[WHAT NEEDS TO BE DONE]
The records appear below. Copy each one exactly.

[SUPPLIED ENTRIES]
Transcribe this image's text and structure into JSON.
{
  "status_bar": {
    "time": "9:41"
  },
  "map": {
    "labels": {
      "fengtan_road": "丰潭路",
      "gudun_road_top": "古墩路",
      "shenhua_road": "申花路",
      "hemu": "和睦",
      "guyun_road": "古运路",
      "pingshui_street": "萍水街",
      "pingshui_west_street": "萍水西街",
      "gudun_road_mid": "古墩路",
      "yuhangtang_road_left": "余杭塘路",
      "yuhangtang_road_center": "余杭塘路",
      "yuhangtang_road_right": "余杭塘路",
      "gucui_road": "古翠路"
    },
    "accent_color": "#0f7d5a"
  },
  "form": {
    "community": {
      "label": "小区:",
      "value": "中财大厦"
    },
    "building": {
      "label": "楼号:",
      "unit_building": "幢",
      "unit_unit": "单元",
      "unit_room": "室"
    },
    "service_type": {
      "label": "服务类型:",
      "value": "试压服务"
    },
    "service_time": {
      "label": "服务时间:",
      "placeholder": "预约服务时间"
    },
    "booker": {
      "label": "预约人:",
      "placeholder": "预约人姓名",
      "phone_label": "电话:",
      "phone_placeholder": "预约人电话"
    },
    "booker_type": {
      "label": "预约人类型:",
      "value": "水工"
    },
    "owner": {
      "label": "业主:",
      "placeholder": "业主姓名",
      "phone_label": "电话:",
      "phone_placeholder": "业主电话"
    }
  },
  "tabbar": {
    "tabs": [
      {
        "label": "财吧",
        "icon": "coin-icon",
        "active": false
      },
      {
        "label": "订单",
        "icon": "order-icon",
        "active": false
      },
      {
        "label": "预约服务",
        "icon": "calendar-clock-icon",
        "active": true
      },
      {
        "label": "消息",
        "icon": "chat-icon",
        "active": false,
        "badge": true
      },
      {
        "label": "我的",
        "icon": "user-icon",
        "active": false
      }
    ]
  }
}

[WRITTEN RESPONSE]
Transcribe this image's text and structure into JSON.
{
  "status_bar": {
    "time": "9:41"
  },
  "map": {
    "labels": {
      "fengtan_road": "丰潭路",
      "gudun_road_top": "古墩路",
      "shenhua_road": "申花路",
      "hemu": "和睦",
      "guyun_road": "古运路",
      "pingshui_street": "萍水街",
      "pingshui_west_street": "萍水西街",
      "gudun_road_mid": "古墩路",
      "yuhangtang_road_left": "余杭塘路",
      "yuhangtang_road_center": "余杭塘路",
      "yuhangtang_road_right": "余杭塘路",
      "gucui_road": "古翠路"
    },
    "accent_color": "#0f7d5a"
  },
  "form": {
    "community": {
      "label": "小区:",
      "value": "中财大厦"
    },
    "building": {
      "label": "楼号:",
      "unit_building": "幢",
      "unit_unit": "单元",
      "unit_room": "室"
    },
    "service_type": {
      "label": "服务类型:",
      "value": "试压服务"
    },
    "service_time": {
      "label": "服务时间:",
      "placeholder": "预约服务时间"
    },
    "booker": {
      "label": "预约人:",
      "placeholder": "预约人姓名",
      "phone_label": "电话:",
      "phone_placeholder": "预约人电话"
    },
    "booker_type": {
      "label": "预约人类型:",
      "value": "水工"
    },
    "owner": {
      "label": "业主:",
      "placeholder": "业主姓名",
      "phone_label": "电话:",
      "phone_placeholder": "业主电话"
    }
  },
  "tabbar": {
    "tabs": [
      {
        "label": "财吧",
        "icon": "coin-icon",
        "active": false
      },
      {
        "label": "订单",
        "icon": "order-icon",
        "active": false
      },
      {
        "label": "预约服务",
        "icon": "calendar-clock-icon",
        "active": true
      },
      {
        "label": "消息",
        "icon": "chat-icon",
        "active": false,
        "badge": true
      },
      {
        "label": "我的",
        "icon": "user-icon",
        "active": false
      }
    ]
  }
}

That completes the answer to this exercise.